Moving to Spain we had to adjust to more extreme heat in the summer months, than we were used to in the UK. So we have a different routine for the summer and winter months. Strangely, for someone used to living in the UK, the summer months are more difficult to organise.
From October to May we never seem to have enough time to do all that we want to. We usually go hill walking at least twice a week. We live in a rural village, and get our “people fix” by visiting one of the coastal towns for our weekly shop.
From June to September hill walking, or almost any other type of walking, is out. It is just too hot. The coastal towns are taken over by masses of holiday makers, and the crowds make it seem ever hotter, despite the sea breeze.
So in the summer month’s wargame related activities bear the brunt of passing the time. I usually try to plan a project to pass the long periods when it is just too hot to venture outside the house.
This year it was new campaign maps. Throughout the year we wargame most days for an hour or so. We have plenty of time to experiment with different types of wargames table, and to adjust our house rules. I want the table to look occupied, without being cluttered. We use 2x2 foot scenic squares to create our table, and I try to create a lot of tactical options by using the terrain. I like to have something on each square. Most tables will have a town, a village and a farm.
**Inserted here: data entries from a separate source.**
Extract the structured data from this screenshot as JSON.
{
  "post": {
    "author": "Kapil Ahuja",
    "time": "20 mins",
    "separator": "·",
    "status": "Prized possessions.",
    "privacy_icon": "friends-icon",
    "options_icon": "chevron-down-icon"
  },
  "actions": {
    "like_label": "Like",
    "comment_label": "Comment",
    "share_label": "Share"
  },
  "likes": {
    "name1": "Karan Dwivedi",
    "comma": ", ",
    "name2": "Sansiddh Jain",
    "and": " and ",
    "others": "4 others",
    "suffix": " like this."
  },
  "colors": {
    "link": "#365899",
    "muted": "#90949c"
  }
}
Depending on the campaign area there will be between two and six hill squares. Often a river will take up three of the squares. Finally a scattering of large or small woods, or broken ground, completes the table.
It has made our wargames much more interesting. There is now rarely sufficient space to deploy a whole corps, let alone the three or four corps often involved. Instead of just marching from one edge of the table to the other, progress is decided by the outcome of village fighting or trying to take a woods.
So despite the large number of battles we wargame, each one is sufficiently different to make them interesting and challenging.
And dealing with the heat? Well we rise early (for us) to complete a two mile walk before 8am. And we spend an hour in the swimming pool each afternoon. In between an hour at the wargames table, and an hour watching a recorded TV programme, fills the time between meals and just a little “personal admin”.
Not a bad life.